WordPress currently has 29% market share, growing by 2% since last year.
Matt Mullenweg will be keeping the lead hat on through 2018 because he wants to see Gutenberg all the way through till its shipped with WordPress 5.0.
Once Gutenberg is ready for shipping, the next focus would be on Gutenberg based site customization. Maybe soon after that work may start on a new Gutenberg based default WordPress theme for 2018. The three main focus for the coming year will be –
- Gutenberg Editing
- Gutenberg Customization
- And a Gutenberg Theme
With that, State of the Word 2017 was over and Matt moved on to answering questions posed to him during the Q&A Session. Thus I hope that you found this article helpful if couldn’t get to watch the live stream or recording of Matt’s State of the Word talk, 2017.
Images Courtesy: @WordCampUS
8 thoughts on “Matt Mullenweg State Of The Word, 2017”
Informative. Thank you.
You’re welcome Clare.
Great post. You provided so much good info. I didn’t think WordPress was such a big deal.
Thank you Yoly. WordPress powers around 29% of the web which makes it a great deal for anyone working with it. Anyway, I’m glad that you got to know how big the WordPress community is.
I’m as astonished as Yoly. I didn’t think WP was this big either. Wow! And is Gutenberg the same as Project Gutenberg that provides free ebooks?
Most of the people in the blogging community do not realize that WordPress powers WP.com, their favorite blogging platform and that there are so many developers & designers working on it. It’s like any other software, constantly being updated to add new features and maintained to fix any issues that may arise.
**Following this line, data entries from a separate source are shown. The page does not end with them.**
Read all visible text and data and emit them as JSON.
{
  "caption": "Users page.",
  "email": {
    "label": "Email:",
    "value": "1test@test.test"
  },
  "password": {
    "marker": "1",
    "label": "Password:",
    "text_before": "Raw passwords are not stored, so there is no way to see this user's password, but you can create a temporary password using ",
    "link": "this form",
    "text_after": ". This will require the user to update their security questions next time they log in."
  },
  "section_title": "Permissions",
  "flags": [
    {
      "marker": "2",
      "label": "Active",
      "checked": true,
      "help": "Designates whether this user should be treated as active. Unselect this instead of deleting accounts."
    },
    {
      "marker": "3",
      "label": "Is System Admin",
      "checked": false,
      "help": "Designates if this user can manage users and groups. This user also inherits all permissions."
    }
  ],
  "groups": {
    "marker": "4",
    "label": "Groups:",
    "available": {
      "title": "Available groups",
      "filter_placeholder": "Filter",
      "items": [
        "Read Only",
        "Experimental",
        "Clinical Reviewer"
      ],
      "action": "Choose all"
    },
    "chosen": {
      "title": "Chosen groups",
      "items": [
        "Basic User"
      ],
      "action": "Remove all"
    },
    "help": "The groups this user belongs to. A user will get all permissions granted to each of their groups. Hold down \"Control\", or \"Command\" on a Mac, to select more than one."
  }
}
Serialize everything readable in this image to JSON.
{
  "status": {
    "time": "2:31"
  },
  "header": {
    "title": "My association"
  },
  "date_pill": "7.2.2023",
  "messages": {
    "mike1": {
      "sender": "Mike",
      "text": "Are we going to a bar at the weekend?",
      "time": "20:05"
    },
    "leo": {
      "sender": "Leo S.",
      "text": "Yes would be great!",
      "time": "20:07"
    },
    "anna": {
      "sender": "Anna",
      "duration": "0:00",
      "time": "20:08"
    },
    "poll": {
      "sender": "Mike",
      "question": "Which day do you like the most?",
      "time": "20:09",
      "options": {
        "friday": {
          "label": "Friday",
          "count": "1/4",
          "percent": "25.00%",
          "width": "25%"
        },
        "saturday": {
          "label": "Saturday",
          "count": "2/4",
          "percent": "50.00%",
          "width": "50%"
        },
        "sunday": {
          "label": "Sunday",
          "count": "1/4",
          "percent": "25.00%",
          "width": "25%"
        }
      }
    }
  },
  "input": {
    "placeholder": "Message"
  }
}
And nope, they’re not the same. You’ll get to know more about Gutenberg when it is merged with the WordPress Core and released with WordPress 5.0 and finally tweaked to work with WordPress.com. It’s quite complex. Think of it as a way to use block-like structures to design your site, where you can also move them around and add different types of blocks as needed. Give this post a look which I had published long back. Hope that helps!
I like your post 😊.
Thank you Antonio.